Topeka Unwanted robo-calls would be banned under a measure proposed Friday by Attorney General Steve Six.
In unveiling his agenda for the legislative session that starts Monday, Six said he also will introduce bills to increase protections for elderly people and victims of sexual violence.
“The bills I will put forward this year reflect my priorities since I have been in office: preventing elder abuse, cracking down on sex predators and protecting Kansans’ privacy,” Six said.
Meanwhile, state Sen. Derek Schmidt, R-Independence, and state Rep. Virgil Peck, R-Tyro, announced that they will file legislation to add 30 months to the prison term of any person convicted of committing a felony while wearing body armor.
The lawmakers said their proposal was prompted by a bank robbery in Coffeyville last year in which the robber wore body armor and engaged in a shoot-out with police that killed a bystander.

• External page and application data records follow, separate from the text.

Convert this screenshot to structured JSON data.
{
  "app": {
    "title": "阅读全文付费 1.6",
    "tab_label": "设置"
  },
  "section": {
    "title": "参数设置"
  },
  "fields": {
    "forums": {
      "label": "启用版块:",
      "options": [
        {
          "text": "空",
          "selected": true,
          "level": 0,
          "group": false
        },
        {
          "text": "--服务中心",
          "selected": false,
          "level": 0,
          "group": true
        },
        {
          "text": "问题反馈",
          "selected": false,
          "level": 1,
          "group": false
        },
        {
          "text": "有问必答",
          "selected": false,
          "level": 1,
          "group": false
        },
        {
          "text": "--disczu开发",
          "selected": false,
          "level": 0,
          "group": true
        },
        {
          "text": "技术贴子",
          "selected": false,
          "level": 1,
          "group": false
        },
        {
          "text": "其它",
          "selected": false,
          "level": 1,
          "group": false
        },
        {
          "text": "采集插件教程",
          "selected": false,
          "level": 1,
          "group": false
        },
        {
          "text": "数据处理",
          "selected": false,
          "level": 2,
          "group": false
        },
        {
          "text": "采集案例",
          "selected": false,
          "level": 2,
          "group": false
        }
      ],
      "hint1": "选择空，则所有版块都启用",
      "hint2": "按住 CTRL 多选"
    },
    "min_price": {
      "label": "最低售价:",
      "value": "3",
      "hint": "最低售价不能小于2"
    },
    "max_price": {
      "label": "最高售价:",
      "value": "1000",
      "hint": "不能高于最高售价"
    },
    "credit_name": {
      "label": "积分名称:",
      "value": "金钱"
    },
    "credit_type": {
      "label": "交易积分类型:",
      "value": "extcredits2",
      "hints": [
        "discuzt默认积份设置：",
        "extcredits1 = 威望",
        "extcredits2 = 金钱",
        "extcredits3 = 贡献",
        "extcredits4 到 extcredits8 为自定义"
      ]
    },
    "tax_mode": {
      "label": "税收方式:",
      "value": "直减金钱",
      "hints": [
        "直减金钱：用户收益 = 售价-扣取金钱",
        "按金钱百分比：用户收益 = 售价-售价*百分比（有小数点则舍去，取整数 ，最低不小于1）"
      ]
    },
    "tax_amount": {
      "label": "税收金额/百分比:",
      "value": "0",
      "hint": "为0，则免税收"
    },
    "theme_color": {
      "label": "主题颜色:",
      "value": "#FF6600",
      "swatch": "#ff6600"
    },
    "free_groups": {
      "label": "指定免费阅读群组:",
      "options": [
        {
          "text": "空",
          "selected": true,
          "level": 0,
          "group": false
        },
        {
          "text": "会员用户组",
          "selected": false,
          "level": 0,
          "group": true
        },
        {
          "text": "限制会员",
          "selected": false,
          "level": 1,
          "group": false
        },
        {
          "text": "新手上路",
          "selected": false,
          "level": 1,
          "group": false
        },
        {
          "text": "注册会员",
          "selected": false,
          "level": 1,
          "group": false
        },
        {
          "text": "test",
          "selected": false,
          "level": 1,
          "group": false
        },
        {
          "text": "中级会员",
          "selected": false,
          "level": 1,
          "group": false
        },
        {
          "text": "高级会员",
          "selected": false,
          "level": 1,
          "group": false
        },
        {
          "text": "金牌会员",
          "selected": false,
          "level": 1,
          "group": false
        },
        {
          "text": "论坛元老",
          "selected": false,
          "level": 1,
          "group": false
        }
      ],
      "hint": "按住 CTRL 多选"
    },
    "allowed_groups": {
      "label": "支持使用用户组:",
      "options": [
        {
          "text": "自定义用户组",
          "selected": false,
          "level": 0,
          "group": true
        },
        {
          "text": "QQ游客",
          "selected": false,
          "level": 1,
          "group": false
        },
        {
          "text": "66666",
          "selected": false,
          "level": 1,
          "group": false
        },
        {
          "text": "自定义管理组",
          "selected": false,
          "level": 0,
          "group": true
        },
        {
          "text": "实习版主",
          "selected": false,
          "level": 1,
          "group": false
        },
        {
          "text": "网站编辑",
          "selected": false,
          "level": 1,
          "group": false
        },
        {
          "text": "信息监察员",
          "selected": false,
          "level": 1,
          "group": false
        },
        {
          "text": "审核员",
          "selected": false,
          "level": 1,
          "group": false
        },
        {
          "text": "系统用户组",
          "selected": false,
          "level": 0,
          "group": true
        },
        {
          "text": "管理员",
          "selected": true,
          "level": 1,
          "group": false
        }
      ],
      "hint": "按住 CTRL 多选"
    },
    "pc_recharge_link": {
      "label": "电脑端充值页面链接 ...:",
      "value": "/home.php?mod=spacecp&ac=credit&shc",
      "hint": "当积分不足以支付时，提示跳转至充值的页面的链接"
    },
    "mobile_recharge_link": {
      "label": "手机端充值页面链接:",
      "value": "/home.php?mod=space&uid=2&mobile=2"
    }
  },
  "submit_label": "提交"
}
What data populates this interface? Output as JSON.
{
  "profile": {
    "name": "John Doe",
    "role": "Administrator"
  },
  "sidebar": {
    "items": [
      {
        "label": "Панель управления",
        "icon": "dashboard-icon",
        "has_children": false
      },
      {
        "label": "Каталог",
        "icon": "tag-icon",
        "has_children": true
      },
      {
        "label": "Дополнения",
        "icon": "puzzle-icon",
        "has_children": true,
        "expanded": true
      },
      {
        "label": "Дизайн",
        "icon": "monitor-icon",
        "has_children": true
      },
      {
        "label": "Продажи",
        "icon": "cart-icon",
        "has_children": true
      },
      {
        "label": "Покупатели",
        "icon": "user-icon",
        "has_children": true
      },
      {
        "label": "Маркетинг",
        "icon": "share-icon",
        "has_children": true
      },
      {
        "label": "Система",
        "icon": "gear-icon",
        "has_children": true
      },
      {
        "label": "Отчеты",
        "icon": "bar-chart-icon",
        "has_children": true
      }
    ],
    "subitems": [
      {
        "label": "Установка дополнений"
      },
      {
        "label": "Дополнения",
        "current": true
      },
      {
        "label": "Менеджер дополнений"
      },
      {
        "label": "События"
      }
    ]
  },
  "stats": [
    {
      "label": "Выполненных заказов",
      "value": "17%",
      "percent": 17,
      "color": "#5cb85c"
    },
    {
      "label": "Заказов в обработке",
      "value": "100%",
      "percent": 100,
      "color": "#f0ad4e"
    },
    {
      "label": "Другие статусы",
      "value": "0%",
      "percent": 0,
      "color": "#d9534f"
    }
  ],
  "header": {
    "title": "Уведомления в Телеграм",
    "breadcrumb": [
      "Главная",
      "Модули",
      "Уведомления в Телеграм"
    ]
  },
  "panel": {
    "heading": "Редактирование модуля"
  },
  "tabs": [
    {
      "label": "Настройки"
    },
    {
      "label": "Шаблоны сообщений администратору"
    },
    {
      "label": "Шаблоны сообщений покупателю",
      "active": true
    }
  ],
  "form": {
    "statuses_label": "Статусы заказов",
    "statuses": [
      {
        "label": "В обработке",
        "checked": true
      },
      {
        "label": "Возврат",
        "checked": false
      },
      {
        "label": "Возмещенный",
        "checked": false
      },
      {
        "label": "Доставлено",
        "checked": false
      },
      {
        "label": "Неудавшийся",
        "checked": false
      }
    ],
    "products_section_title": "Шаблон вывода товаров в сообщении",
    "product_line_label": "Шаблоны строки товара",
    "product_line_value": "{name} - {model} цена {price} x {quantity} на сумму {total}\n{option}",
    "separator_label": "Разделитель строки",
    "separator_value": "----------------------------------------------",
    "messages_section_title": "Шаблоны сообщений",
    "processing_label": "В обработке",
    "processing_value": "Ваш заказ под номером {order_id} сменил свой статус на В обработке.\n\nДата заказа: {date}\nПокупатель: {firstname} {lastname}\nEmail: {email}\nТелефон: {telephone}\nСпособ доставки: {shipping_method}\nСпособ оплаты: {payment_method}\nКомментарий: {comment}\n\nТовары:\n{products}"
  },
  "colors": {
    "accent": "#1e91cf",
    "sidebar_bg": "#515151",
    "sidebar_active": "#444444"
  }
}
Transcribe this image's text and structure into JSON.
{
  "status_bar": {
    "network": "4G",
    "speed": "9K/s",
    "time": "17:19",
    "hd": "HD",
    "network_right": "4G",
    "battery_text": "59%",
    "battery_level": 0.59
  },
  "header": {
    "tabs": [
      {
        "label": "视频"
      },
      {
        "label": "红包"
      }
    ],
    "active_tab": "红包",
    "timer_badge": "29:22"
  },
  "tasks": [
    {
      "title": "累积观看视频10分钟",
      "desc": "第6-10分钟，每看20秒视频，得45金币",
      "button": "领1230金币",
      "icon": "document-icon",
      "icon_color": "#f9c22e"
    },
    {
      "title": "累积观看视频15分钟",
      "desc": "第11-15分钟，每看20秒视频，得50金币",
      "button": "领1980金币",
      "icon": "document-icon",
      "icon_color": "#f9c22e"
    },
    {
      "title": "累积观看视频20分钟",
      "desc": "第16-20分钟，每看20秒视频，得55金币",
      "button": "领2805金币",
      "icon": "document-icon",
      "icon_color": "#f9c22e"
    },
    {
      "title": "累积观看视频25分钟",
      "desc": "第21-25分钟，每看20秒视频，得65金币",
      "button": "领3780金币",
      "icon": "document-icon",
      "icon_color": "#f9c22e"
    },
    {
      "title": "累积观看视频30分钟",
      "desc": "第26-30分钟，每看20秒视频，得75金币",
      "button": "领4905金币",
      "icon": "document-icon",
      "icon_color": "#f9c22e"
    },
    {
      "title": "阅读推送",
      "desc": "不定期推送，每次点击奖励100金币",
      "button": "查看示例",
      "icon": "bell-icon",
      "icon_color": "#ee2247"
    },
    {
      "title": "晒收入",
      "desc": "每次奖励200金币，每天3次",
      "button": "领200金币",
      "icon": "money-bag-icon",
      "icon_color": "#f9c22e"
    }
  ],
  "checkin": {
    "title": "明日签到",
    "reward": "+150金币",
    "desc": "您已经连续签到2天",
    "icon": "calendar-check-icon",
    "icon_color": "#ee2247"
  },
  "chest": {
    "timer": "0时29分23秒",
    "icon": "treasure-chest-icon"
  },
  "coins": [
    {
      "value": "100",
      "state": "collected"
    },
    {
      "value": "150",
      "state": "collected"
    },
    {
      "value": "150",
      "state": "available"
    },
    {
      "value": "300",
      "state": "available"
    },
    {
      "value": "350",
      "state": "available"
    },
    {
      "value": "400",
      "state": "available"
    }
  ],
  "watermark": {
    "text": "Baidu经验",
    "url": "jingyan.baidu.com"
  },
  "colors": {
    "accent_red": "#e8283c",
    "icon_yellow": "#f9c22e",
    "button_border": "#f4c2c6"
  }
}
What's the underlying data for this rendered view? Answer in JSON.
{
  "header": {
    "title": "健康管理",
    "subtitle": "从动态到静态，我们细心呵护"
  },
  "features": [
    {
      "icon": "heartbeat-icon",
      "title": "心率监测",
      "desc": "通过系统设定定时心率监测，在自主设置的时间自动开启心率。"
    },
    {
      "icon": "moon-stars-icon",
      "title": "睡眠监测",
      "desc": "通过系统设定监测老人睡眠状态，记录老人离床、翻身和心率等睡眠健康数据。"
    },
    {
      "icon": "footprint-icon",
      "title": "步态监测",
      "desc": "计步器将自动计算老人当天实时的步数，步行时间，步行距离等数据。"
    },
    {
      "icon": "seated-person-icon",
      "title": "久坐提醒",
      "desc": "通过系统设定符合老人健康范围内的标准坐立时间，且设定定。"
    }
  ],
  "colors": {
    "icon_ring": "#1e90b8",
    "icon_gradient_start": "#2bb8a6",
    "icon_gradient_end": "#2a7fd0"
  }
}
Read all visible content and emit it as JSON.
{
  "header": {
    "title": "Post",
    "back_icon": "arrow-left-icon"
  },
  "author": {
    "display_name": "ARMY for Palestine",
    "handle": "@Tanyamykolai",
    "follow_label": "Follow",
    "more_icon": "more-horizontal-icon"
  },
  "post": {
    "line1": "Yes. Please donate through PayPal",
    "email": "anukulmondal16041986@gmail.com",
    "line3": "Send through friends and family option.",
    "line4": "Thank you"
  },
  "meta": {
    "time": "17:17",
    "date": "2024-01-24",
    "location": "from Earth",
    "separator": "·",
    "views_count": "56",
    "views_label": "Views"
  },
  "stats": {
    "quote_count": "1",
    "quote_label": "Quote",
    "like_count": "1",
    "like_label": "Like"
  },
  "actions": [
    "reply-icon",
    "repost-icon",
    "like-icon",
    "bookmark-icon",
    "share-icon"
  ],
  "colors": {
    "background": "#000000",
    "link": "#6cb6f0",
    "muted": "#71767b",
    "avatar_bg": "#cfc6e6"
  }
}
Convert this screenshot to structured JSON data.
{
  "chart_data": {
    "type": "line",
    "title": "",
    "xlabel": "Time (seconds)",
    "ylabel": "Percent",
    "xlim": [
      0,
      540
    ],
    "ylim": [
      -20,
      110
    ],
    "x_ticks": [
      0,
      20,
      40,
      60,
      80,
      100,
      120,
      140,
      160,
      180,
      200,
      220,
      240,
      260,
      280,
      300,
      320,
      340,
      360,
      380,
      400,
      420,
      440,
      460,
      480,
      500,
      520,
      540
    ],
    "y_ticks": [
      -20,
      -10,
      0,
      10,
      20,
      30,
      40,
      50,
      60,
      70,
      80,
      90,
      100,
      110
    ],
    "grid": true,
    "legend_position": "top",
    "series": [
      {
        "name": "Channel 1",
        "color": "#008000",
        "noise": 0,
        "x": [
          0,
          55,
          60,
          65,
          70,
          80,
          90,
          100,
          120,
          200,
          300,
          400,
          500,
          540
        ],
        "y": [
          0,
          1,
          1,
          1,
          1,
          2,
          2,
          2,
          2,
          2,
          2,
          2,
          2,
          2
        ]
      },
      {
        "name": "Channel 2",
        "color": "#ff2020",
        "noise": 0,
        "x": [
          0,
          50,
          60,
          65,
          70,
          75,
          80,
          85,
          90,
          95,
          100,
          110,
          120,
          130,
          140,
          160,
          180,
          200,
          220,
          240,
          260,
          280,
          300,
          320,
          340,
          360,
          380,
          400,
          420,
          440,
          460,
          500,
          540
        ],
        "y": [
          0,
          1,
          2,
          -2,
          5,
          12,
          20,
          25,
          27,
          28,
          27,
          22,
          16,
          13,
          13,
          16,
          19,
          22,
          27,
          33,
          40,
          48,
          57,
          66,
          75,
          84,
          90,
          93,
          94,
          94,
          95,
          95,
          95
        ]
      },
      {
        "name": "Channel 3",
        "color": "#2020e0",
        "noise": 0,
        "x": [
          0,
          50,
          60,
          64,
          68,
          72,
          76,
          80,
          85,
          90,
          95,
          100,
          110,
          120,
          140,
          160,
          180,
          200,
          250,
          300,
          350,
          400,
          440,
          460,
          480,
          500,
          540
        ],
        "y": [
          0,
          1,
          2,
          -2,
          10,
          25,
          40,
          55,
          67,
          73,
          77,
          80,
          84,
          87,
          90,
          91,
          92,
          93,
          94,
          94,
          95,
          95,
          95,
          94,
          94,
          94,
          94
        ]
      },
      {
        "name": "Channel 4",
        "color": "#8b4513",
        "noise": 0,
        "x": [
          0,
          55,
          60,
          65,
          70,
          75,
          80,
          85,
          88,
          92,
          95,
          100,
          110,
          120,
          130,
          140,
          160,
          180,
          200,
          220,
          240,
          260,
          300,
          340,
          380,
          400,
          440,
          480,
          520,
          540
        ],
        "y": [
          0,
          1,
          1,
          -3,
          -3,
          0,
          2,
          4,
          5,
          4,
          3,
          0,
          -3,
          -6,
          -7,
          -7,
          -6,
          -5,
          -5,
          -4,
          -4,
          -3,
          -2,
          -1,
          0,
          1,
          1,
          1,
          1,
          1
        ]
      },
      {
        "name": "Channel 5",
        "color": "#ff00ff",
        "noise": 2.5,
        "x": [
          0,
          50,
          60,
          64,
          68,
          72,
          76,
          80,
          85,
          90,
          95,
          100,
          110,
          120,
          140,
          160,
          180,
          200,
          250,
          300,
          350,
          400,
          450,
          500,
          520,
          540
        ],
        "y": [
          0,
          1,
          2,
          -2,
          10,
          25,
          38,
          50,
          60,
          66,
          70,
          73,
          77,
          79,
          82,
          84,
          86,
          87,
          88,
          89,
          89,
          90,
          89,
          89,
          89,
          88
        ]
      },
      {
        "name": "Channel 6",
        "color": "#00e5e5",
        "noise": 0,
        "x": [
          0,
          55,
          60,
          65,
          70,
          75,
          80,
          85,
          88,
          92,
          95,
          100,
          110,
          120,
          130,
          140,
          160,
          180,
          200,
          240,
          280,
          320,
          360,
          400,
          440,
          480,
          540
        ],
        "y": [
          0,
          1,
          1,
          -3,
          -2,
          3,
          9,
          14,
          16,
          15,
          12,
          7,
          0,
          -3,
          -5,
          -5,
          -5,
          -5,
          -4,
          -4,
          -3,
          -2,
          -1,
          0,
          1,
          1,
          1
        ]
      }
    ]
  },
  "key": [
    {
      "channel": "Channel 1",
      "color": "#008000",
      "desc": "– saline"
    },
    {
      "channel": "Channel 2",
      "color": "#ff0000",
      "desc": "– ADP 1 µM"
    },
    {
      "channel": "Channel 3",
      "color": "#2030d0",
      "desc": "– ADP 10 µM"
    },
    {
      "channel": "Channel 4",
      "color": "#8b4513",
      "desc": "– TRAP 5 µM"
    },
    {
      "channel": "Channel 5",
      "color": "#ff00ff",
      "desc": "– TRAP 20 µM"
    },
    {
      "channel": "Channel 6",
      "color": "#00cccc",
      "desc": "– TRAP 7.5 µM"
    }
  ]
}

“Taking time to strap on body armor in advance of committing a crime is clear proof that the offender was anticipating a fight. This bill is about standing up for law enforcement officers who put themselves on the line every day to keep our communities safe,” Schmidt said.
Schmidt and Six, a Democrat, are potential opponents in the November election. Both are seeking their parties’ nominations for the attorney general race.
Six’s robo-call bill would require that a person give consent to hearing a recorded message before the message could be played. There would be exceptions for notifications from work, schools, or agencies that contact crime victims about upcoming court dates.
“It is important that Kansans be protected from robo-calls that interrupt their dinner table conversation,” Six said. He said it was patterned after a law in Minnesota.
Six said he would also propose legislation to provide better protections for people giving their durable power of attorney to someone else. And, he said, he would seek to make it easier to enter testimony about past crimes in trials of sex predators.